The El Niño effect is a natural climatic pattern that is usually associated with an increase in temperature throughout the planet, as well as droughts in some regions and heavy rainfall in others, usually lasting from nine to 12 months, occurring an average of every two to seven years. The last one occurred in 2018, creating drought conditions in Central America.
”Most likely, El Niño’s development will trigger a new uptick in global warming and increase the chances of breaking temperature records.”’
Petteri Taaloa, Secretary General, WMO.
Effects of El Niño in Central America:
In western Nicaragua, and our communities Goyena and Troilo that are located there, the impacts of climate change are already being felt: Damage to crops from heat, strong wind and rain storms; cattle mortality due to heat, lack of water or drowning from flooding; damage to dry, sub-tropical forest ecosystems and lack of consistent rainwater; loss of farming income and decreased crop yields; increases in respiratory diseases.
Marlon Castellón, a farmer in our food security program from Goyena, talked about his experience:
“The effect of El Niño has brought drought and affects us in several ways. The pastures are food for the cattle. They dry up, or during planting, if it does not rain on time, the seeds die. I remember from 2018 to 2019, we also had the El Niño effect and saw how entire families lost their wheat and corn crops because it did not rain at all. A lot of cattle were moved to other places in the north of the country where there might be forage. People also went hungry because the price of vegetables rose dramatically”.

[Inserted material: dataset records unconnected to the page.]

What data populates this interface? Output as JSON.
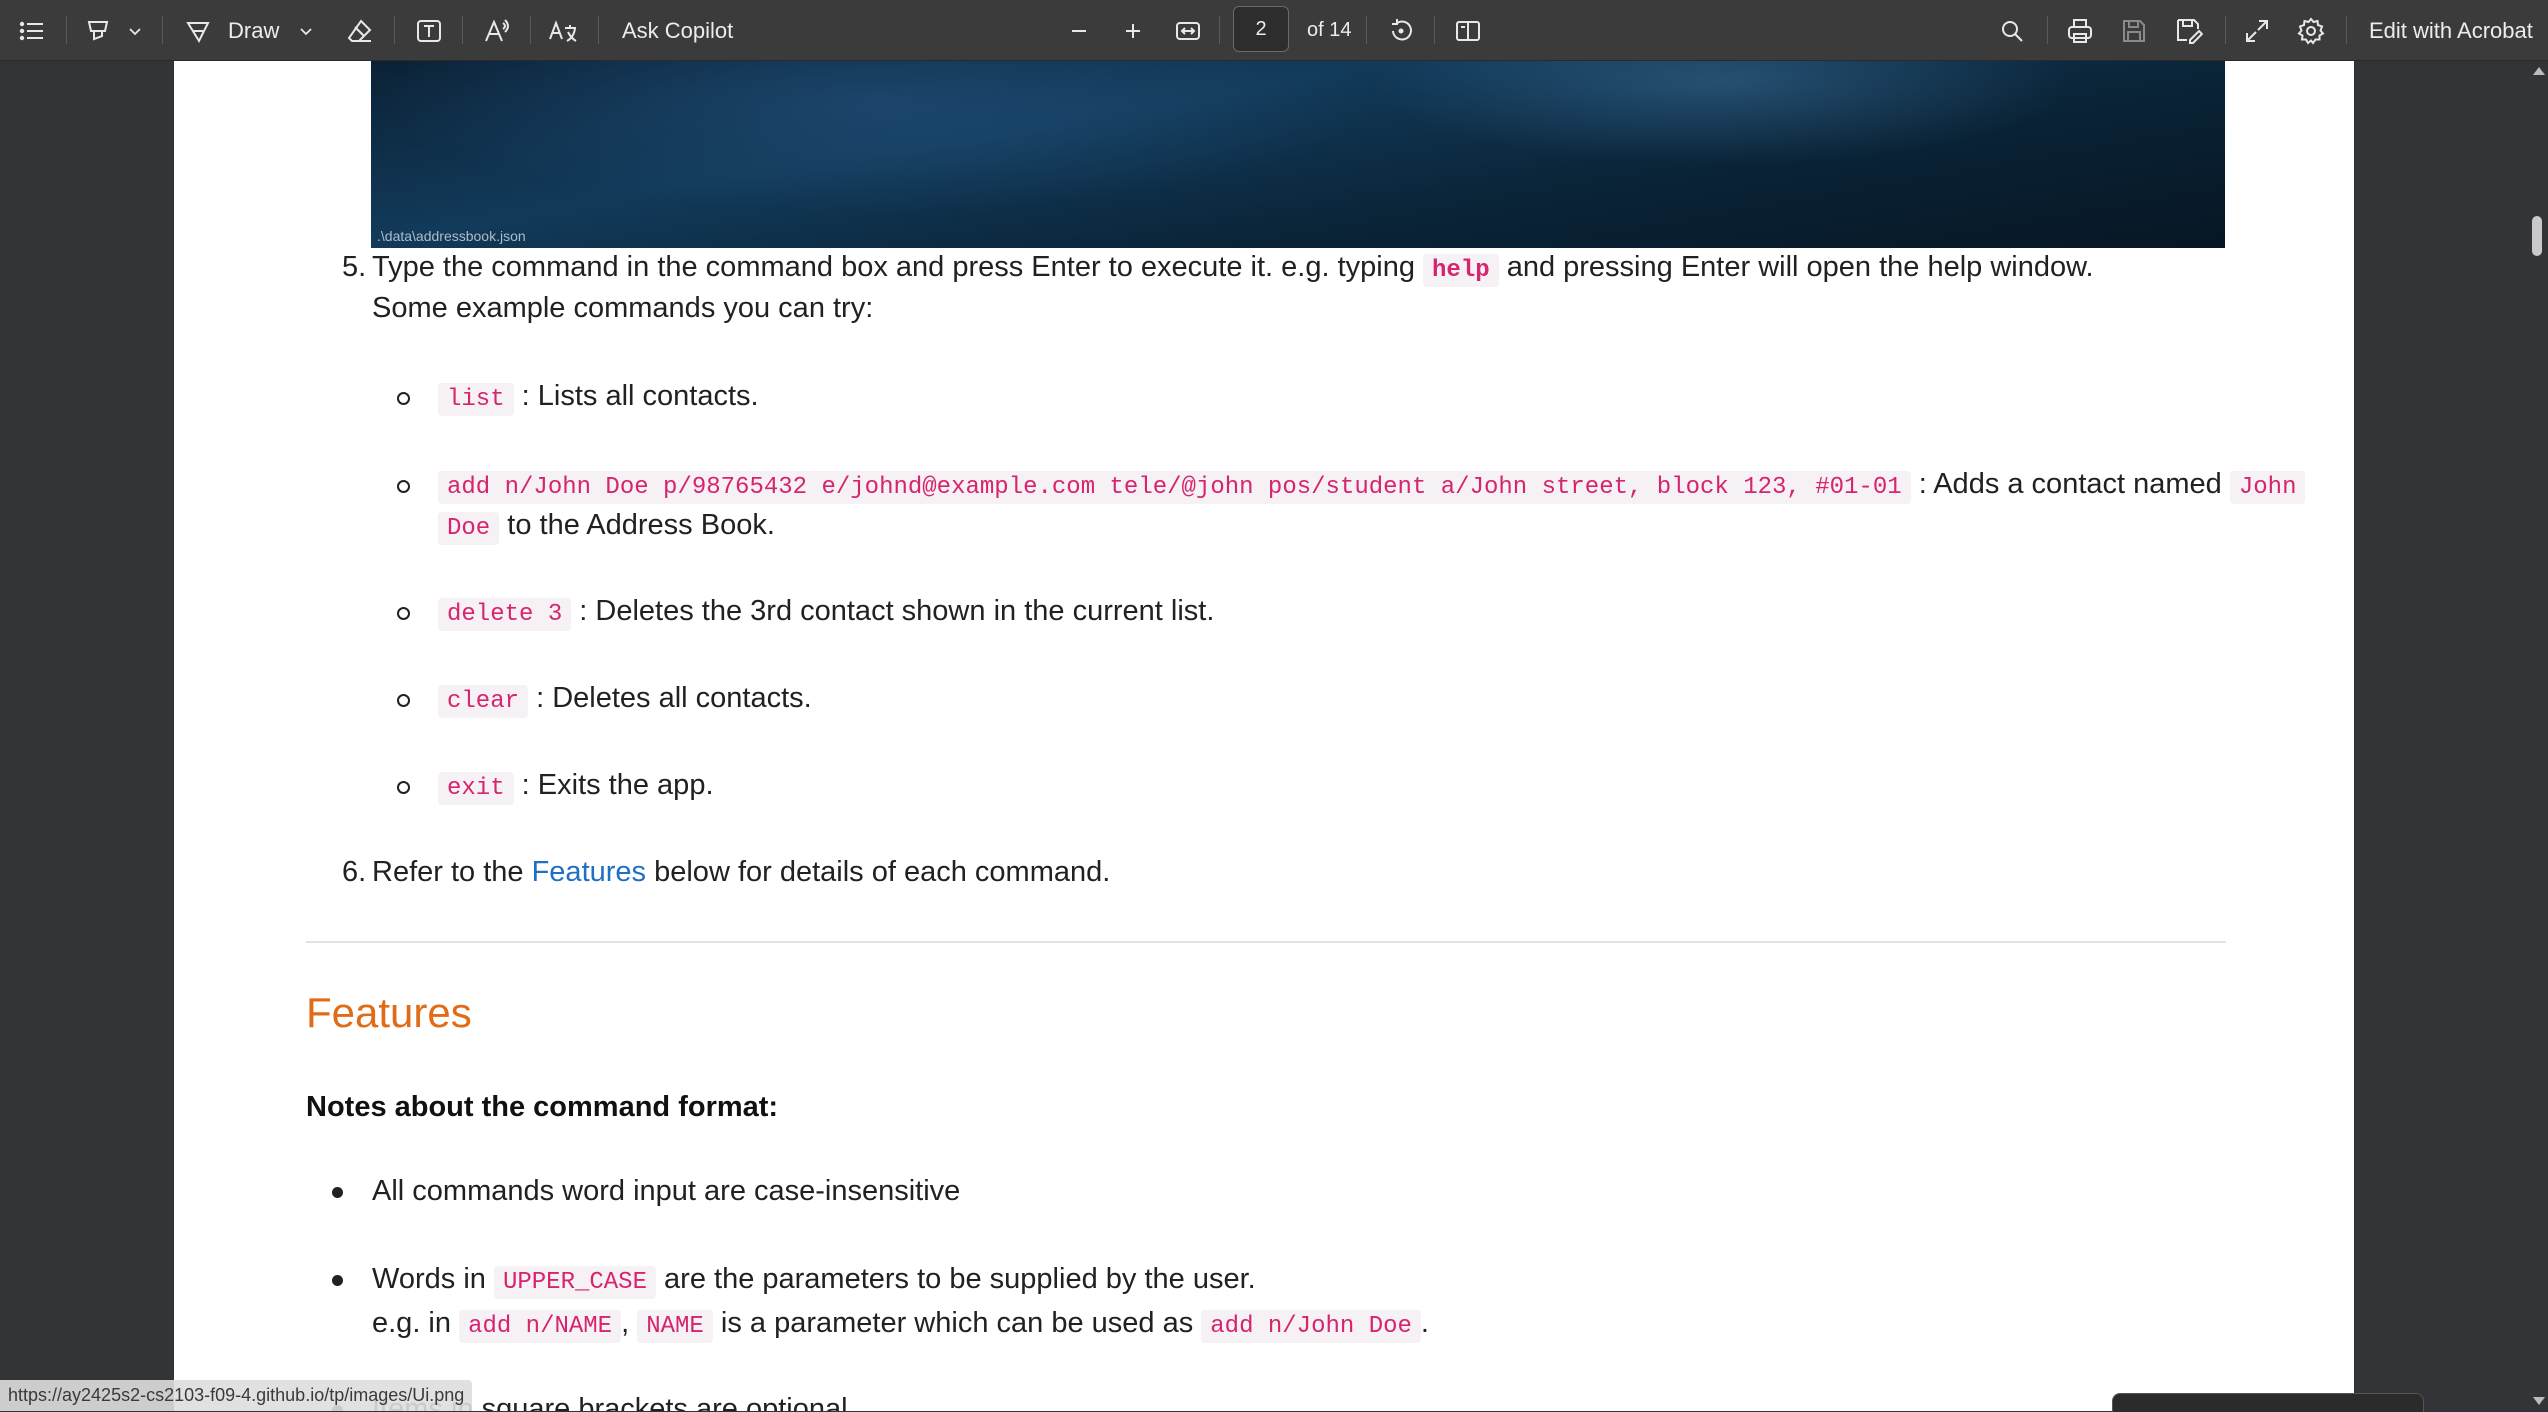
{
  "toolbar": {
    "draw_label": "Draw",
    "ask_copilot_label": "Ask Copilot",
    "page_current": "2",
    "page_total": "of 14",
    "edit_acrobat_label": "Edit with Acrobat"
  },
  "screenshot": {
    "caption": ".\\data\\addressbook.json"
  },
  "steps": {
    "step5_number": "5.",
    "step5_text_before": "Type the command in the command box and press Enter to execute it. e.g. typing",
    "step5_code": "help",
    "step5_text_after": "and pressing Enter will open the help window.",
    "step5_line2": "Some example commands you can try:",
    "examples": [
      {
        "code": "list",
        "desc": ": Lists all contacts."
      },
      {
        "code": "add n/John Doe p/98765432 e/johnd@example.com tele/@john pos/student a/John street, block 123, #01-01",
        "desc": ": Adds a contact named",
        "code2a": "John",
        "code2b": "Doe",
        "desc2": "to the Address Book."
      },
      {
        "code": "delete 3",
        "desc": ": Deletes the 3rd contact shown in the current list."
      },
      {
        "code": "clear",
        "desc": ": Deletes all contacts."
      },
      {
        "code": "exit",
        "desc": ": Exits the app."
      }
    ],
    "step6_number": "6.",
    "step6_before": "Refer to the",
    "step6_link": "Features",
    "step6_after": "below for details of each command."
  },
  "features": {
    "heading": "Features",
    "notes_heading": "Notes about the command format:",
    "bullet1": "All commands word input are case-insensitive",
    "bullet2_before": "Words in",
    "bullet2_code": "UPPER_CASE",
    "bullet2_after": "are the parameters to be supplied by the user.",
    "bullet2_l2_a": "e.g. in",
    "bullet2_l2_code1": "add n/NAME",
    "bullet2_l2_comma": ",",
    "bullet2_l2_code2": "NAME",
    "bullet2_l2_b": "is a parameter which can be used as",
    "bullet2_l2_code3": "add n/John Doe",
    "bullet2_l2_end": ".",
    "bullet3_partial": "Items in square brackets are optional."
  },
  "status_url": "https://ay2425s2-cs2103-f09-4.github.io/tp/images/Ui.png"
}
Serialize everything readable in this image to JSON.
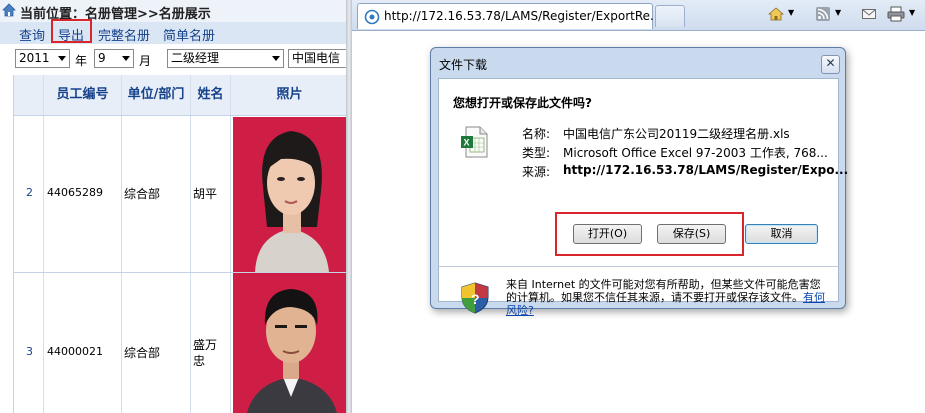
{
  "app": {
    "breadcrumb": "当前位置：名册管理>>名册展示",
    "toolbar": {
      "query": "查询",
      "export": "导出",
      "full_roster": "完整名册",
      "simple_roster": "简单名册"
    },
    "filters": {
      "year": "2011",
      "year_unit": "年",
      "month": "9",
      "month_unit": "月",
      "level": "二级经理",
      "company": "中国电信"
    },
    "grid": {
      "headers": [
        "员工编号",
        "单位/部门",
        "姓名",
        "照片"
      ],
      "rows": [
        {
          "index": "2",
          "employee_id": "44065289",
          "department": "综合部",
          "name": "胡平"
        },
        {
          "index": "3",
          "employee_id": "44000021",
          "department": "综合部",
          "name": "盛万\n忠"
        }
      ]
    }
  },
  "browser": {
    "tab_url": "http://172.16.53.78/LAMS/Register/ExportRe...",
    "icons": [
      "ie-page-icon",
      "home-icon",
      "rss-icon",
      "mail-icon",
      "print-icon"
    ]
  },
  "dialog": {
    "title": "文件下载",
    "question": "您想打开或保存此文件吗?",
    "name_label": "名称:",
    "name_value": "中国电信广东公司20119二级经理名册.xls",
    "type_label": "类型:",
    "type_value": "Microsoft Office Excel 97-2003 工作表, 768...",
    "source_label": "来源:",
    "source_value": "http://172.16.53.78/LAMS/Register/Expo...",
    "open_button": "打开(O)",
    "save_button": "保存(S)",
    "cancel_button": "取消",
    "close_glyph": "✕",
    "warning_text": "来自 Internet 的文件可能对您有所帮助，但某些文件可能危害您的计算机。如果您不信任其来源，请不要打开或保存该文件。",
    "risk_link": "有何风险?"
  },
  "colors": {
    "highlight": "#d9262c",
    "photo_bg": "#ce1e45",
    "link": "#15428b"
  }
}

“The drought affects producers who will not plant right now due to lack of rain. In my case I have not planted because I look at the weather and it has not rained. Even though we have a well with enough water, if I begin irrigating our farm from the well using our gas powered pump now in July, there would be a point where the cost of gas would eliminate the profit from the production of corn, wheat and vegetables that we grow”.
By September we are prepared that our farmers will be struggling with the difficulties brought on by El Niño. Our Agroforestry program director Jorge Acosta is working on measures to minimize or help to cope with the drought: Drip irrigation, use of drought resistant seeds, and mulching, among others, will be the focus of our next training workshops. Oue chief concern is avoiding food shortages, and protecting vegetables and fruit crops that are critical for feeding rural families.
”The world should prepare for the development of El Niño, which is often associated with increased heat, drought or precipitation in different parts of the world, could bring respite from the drought in the Horn of Africa and other impacts related to La Niña, but it could also trigger extreme weather events.”
-Petteri Taalas – Secretary General of the WMO